### WORK REQUEST:
Go through the entries below and report how many lines contain the string "Like". Nothing but the number is wanted.

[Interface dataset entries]
- Opening Delimiter -
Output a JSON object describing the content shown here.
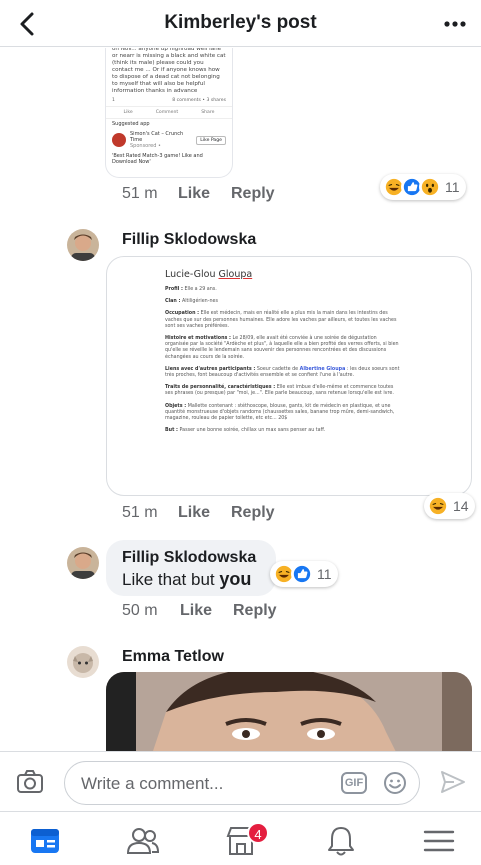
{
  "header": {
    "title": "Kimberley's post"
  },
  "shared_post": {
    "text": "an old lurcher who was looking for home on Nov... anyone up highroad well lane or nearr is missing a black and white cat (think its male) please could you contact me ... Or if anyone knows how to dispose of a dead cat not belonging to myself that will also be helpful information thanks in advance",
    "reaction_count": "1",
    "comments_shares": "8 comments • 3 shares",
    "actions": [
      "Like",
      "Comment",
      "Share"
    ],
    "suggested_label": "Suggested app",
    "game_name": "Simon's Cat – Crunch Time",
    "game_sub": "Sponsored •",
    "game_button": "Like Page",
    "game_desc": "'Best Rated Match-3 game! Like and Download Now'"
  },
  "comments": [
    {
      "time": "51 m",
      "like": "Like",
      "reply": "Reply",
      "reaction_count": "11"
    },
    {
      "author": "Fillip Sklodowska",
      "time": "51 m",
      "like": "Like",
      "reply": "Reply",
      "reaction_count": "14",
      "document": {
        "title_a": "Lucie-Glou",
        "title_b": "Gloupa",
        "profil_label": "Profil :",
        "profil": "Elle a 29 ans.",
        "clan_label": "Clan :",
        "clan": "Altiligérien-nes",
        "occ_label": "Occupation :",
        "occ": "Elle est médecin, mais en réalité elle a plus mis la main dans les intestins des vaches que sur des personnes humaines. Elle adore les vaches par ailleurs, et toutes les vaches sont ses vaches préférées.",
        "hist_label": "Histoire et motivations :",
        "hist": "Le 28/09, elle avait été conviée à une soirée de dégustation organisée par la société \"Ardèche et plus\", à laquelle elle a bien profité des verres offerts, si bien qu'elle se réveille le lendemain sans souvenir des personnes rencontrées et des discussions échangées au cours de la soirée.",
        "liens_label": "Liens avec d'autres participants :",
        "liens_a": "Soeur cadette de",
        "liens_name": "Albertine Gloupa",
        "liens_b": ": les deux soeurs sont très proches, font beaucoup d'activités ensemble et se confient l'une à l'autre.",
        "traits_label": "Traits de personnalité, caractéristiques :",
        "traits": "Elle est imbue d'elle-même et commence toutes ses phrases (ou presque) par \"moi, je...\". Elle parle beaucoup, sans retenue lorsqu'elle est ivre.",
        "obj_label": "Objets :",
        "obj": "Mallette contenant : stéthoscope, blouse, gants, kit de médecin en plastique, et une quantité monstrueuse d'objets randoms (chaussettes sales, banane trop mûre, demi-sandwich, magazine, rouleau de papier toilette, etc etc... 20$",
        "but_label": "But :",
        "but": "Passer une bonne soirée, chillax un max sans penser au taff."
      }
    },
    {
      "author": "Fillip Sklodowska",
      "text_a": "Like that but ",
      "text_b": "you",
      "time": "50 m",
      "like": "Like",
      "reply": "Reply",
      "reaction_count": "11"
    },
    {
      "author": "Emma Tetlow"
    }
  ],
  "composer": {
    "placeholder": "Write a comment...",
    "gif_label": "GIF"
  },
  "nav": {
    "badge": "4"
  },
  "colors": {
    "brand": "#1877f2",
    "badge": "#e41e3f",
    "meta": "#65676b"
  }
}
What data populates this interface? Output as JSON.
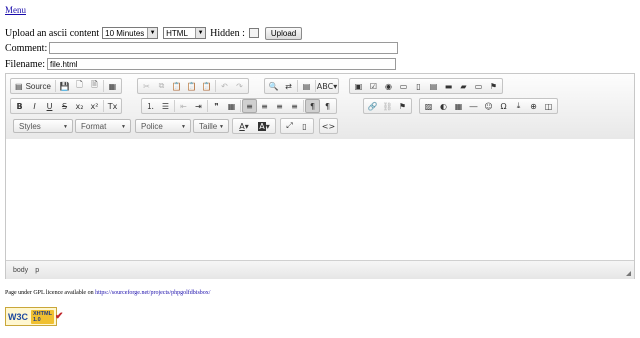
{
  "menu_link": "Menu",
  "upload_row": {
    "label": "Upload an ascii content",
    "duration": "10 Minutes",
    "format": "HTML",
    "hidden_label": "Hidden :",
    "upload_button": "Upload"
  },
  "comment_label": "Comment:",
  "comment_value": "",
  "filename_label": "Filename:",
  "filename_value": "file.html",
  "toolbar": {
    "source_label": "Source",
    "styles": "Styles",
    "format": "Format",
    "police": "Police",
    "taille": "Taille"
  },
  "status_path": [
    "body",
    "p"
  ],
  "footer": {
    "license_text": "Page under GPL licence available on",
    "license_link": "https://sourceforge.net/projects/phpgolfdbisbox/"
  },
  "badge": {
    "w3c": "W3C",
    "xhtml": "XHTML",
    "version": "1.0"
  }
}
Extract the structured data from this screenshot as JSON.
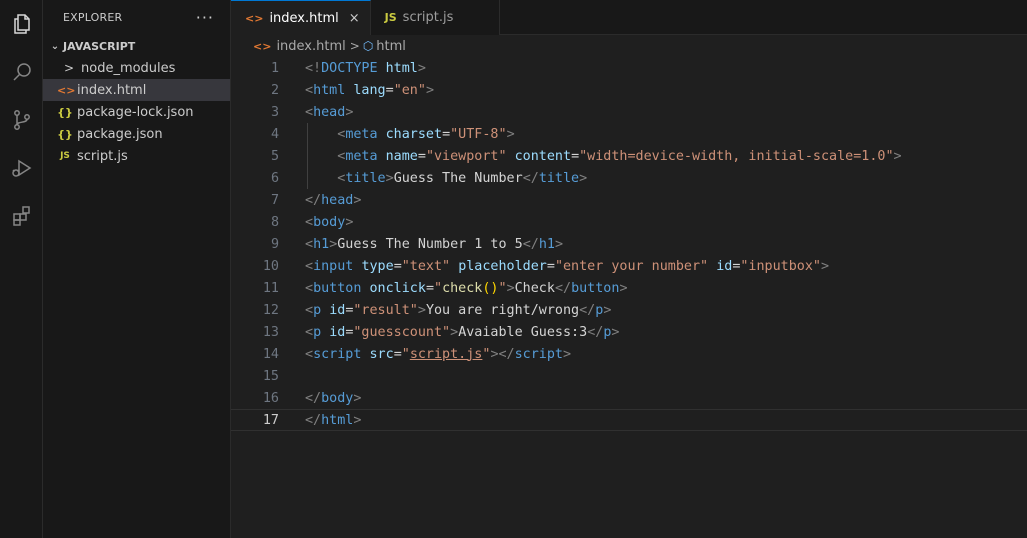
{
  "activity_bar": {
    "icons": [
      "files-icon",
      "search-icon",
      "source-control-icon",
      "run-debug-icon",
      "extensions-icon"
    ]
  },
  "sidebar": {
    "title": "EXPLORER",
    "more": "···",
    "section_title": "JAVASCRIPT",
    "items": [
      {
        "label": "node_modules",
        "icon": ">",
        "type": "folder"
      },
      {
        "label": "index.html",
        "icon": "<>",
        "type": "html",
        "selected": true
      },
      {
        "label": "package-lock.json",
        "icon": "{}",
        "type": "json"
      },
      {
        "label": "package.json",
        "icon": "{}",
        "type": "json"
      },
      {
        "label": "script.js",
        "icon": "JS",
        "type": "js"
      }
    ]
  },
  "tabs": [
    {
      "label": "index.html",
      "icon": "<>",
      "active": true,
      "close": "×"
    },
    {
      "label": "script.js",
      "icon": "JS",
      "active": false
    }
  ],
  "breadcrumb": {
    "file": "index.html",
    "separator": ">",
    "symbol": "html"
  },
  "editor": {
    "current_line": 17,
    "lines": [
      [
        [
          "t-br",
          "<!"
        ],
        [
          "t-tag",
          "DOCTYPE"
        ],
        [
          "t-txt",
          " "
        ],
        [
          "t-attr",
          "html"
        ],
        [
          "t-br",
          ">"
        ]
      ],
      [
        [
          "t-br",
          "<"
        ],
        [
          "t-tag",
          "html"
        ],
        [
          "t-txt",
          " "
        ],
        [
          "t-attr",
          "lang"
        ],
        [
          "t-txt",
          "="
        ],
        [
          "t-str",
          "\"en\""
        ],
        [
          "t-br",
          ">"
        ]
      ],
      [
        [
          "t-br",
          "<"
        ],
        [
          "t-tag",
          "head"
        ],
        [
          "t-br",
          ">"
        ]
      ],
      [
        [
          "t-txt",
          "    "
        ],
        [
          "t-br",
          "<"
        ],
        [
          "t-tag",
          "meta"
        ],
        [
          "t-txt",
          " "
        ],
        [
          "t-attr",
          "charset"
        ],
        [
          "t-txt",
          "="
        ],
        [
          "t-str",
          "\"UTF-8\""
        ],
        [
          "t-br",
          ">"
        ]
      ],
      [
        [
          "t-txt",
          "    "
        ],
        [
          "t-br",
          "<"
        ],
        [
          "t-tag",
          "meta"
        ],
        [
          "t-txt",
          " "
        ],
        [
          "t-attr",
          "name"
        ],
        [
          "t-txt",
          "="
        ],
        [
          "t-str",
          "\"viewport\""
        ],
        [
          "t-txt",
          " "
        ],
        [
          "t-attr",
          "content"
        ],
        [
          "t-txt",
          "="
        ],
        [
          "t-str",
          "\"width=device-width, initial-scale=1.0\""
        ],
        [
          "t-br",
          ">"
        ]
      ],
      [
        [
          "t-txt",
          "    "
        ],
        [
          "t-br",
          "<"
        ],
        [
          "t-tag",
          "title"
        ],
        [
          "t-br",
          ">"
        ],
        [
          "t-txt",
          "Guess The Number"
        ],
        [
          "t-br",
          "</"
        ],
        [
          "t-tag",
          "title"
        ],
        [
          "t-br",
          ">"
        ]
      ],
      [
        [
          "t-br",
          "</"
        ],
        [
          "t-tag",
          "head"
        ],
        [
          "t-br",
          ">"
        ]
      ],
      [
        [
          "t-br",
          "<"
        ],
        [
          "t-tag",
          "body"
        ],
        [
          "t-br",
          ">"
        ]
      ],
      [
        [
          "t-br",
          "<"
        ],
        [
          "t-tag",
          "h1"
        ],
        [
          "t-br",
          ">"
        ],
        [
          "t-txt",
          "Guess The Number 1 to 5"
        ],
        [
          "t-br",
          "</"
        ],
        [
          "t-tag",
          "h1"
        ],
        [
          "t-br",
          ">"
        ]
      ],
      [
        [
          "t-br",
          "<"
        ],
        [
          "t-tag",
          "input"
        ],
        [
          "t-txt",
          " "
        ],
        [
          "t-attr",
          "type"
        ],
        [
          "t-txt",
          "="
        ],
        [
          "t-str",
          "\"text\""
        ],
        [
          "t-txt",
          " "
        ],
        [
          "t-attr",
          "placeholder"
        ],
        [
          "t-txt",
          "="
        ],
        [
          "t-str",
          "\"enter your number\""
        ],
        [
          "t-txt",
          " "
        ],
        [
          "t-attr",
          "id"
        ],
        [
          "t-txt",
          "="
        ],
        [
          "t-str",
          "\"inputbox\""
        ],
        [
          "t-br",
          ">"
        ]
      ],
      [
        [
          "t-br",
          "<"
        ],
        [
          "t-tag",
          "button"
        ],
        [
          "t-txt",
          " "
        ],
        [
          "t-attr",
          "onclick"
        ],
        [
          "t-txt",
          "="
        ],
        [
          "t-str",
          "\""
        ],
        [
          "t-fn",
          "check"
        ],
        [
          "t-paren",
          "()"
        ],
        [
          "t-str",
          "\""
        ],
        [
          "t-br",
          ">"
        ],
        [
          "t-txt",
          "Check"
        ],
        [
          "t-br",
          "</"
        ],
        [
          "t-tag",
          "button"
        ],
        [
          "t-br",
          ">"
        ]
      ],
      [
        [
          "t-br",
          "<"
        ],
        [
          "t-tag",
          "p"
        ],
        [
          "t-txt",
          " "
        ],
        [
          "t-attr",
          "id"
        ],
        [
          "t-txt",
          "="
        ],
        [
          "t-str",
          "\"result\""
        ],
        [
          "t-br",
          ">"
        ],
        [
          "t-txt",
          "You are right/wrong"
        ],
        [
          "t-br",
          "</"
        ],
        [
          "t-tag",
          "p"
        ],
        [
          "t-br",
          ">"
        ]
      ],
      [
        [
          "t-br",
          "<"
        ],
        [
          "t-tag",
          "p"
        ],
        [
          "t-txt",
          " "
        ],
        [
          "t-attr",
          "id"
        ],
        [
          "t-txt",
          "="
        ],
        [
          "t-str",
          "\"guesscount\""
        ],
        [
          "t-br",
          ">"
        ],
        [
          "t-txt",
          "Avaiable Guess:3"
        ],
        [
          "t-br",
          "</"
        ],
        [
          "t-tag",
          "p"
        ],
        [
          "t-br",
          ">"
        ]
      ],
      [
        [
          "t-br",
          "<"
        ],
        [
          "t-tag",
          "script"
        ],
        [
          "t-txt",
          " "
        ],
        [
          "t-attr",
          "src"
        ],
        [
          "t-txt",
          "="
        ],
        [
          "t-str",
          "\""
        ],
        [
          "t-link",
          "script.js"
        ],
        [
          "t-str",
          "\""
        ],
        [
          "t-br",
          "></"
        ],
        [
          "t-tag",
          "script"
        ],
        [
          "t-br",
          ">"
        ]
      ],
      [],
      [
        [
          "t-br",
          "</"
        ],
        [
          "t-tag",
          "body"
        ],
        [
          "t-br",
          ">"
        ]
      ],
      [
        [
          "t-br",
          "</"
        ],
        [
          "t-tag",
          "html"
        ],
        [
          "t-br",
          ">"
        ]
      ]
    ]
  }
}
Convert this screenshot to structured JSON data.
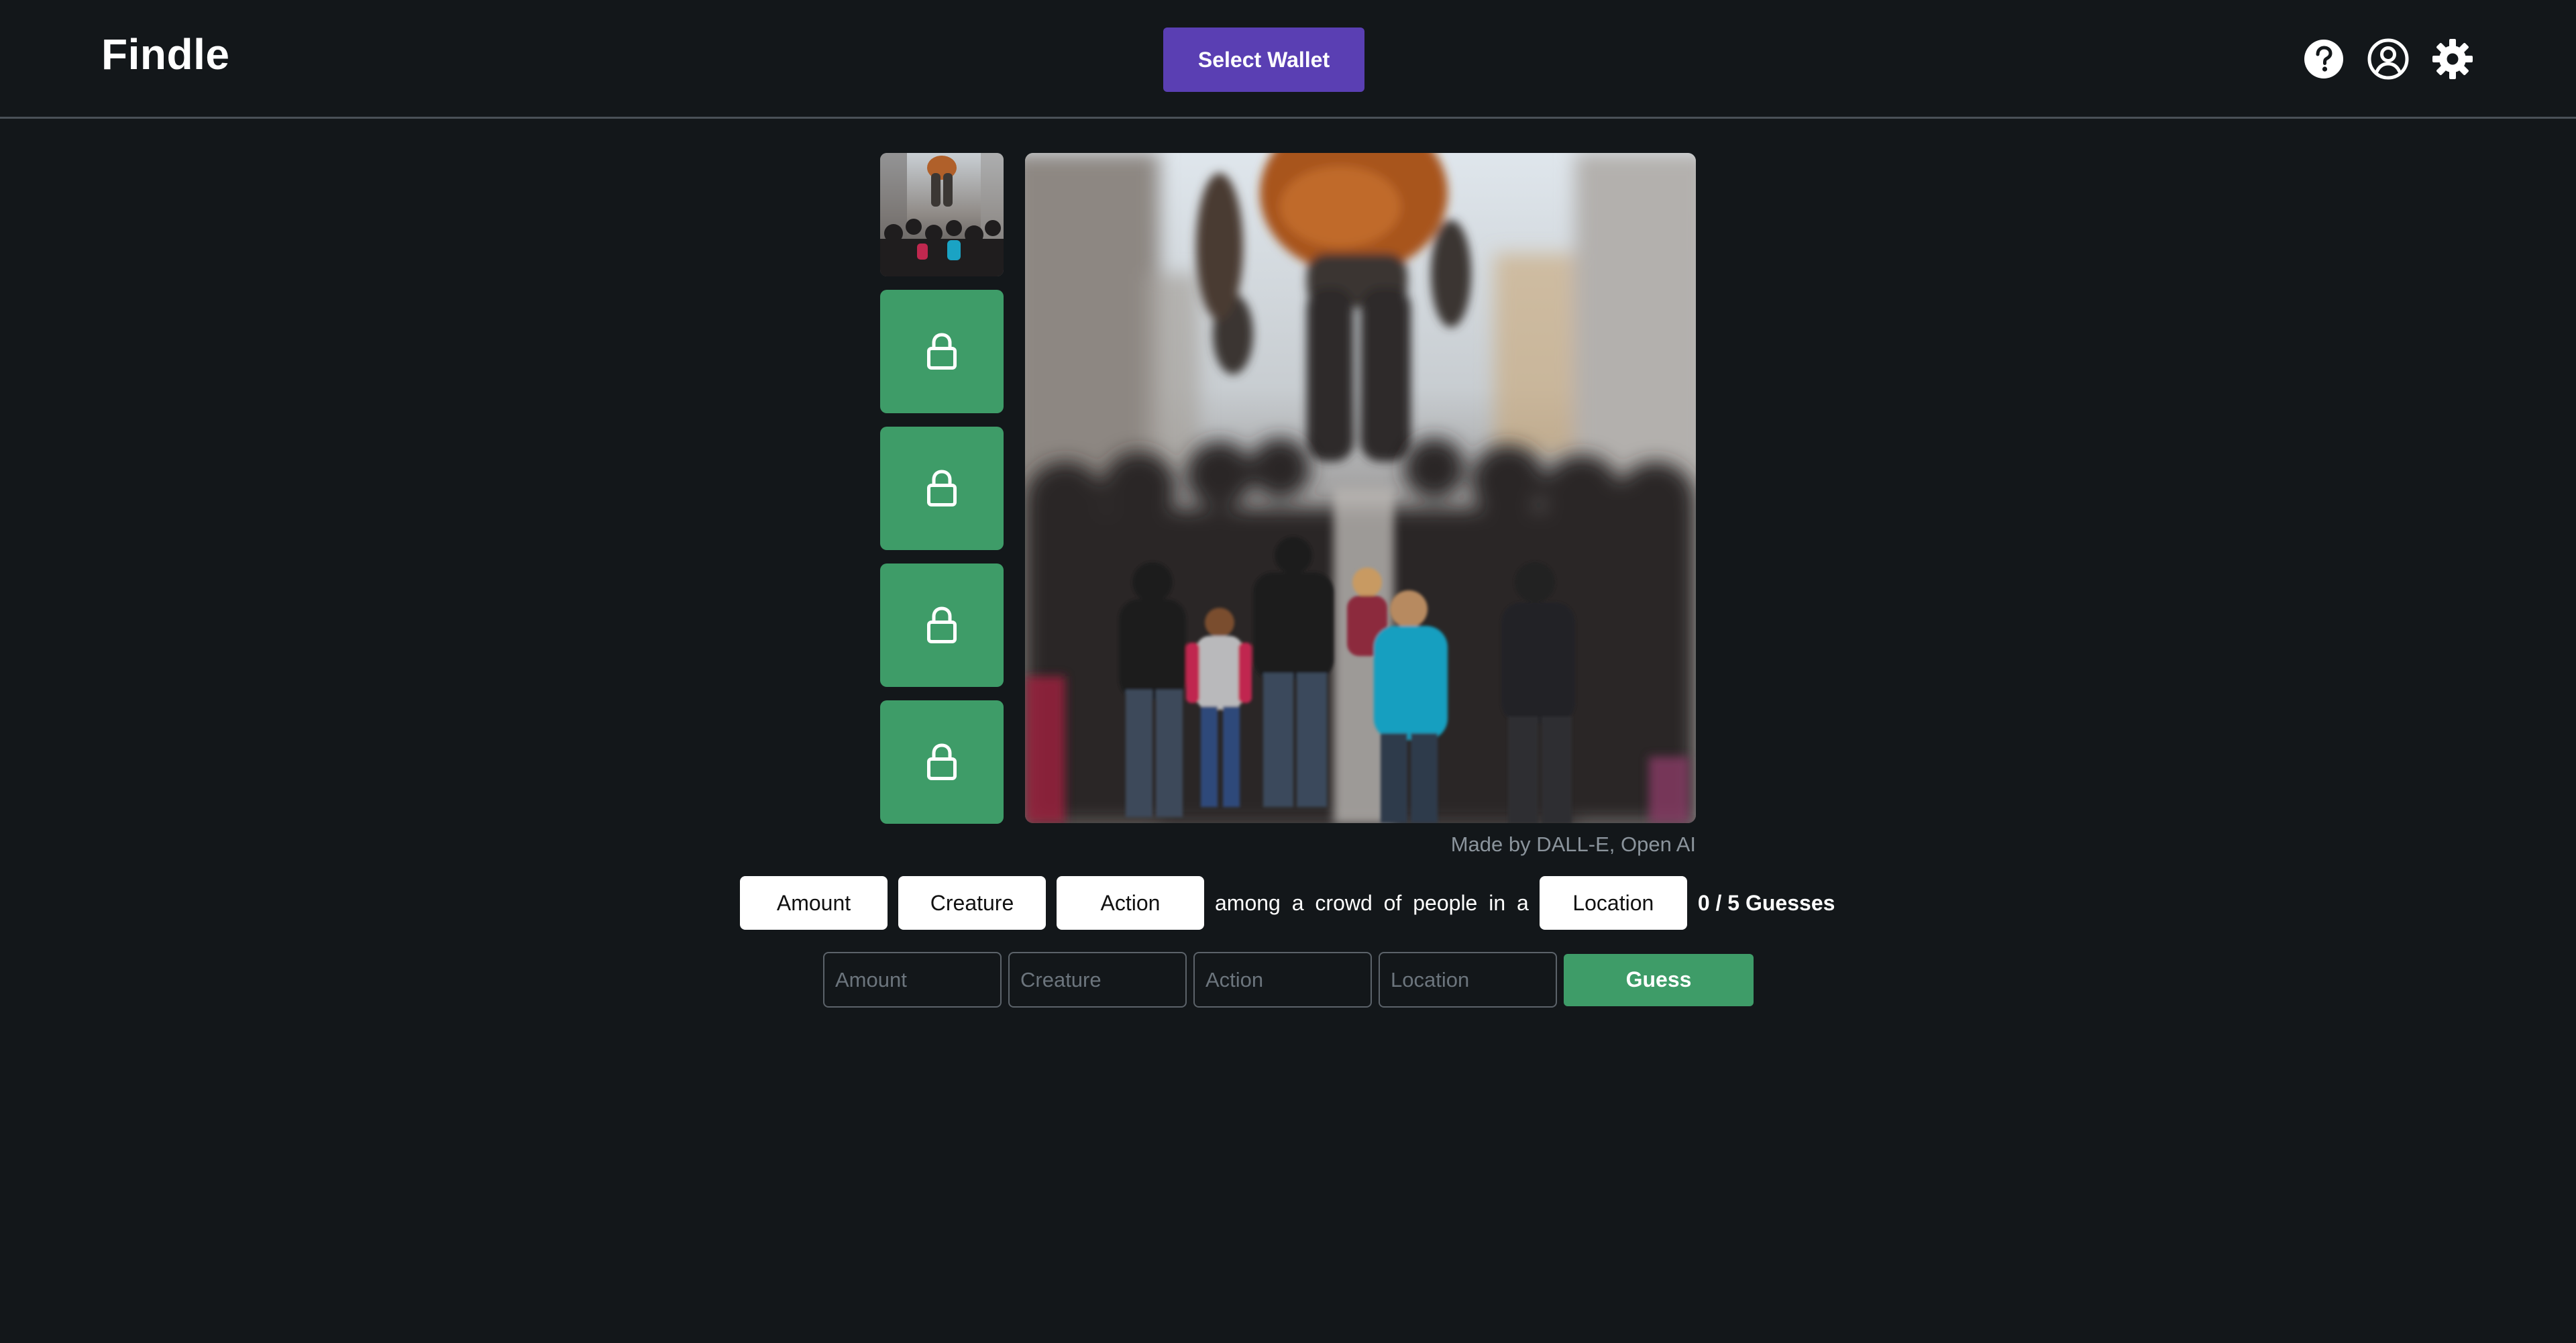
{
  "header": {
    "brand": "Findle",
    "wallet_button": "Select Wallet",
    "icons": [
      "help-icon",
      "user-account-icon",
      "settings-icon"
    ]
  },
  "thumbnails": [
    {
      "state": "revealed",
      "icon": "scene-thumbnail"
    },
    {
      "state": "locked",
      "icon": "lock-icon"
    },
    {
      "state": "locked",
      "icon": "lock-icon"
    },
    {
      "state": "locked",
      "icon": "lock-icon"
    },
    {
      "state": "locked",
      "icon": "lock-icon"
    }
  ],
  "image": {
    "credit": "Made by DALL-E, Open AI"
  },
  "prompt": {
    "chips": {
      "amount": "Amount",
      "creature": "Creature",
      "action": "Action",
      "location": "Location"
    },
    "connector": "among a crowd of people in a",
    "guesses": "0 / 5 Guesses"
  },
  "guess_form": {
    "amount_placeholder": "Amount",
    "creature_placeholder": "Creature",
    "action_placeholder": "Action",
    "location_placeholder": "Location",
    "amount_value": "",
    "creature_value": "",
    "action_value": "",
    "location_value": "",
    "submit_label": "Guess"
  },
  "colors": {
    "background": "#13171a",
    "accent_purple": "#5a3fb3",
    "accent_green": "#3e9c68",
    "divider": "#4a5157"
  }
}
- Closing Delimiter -
### TASK RESULT:
7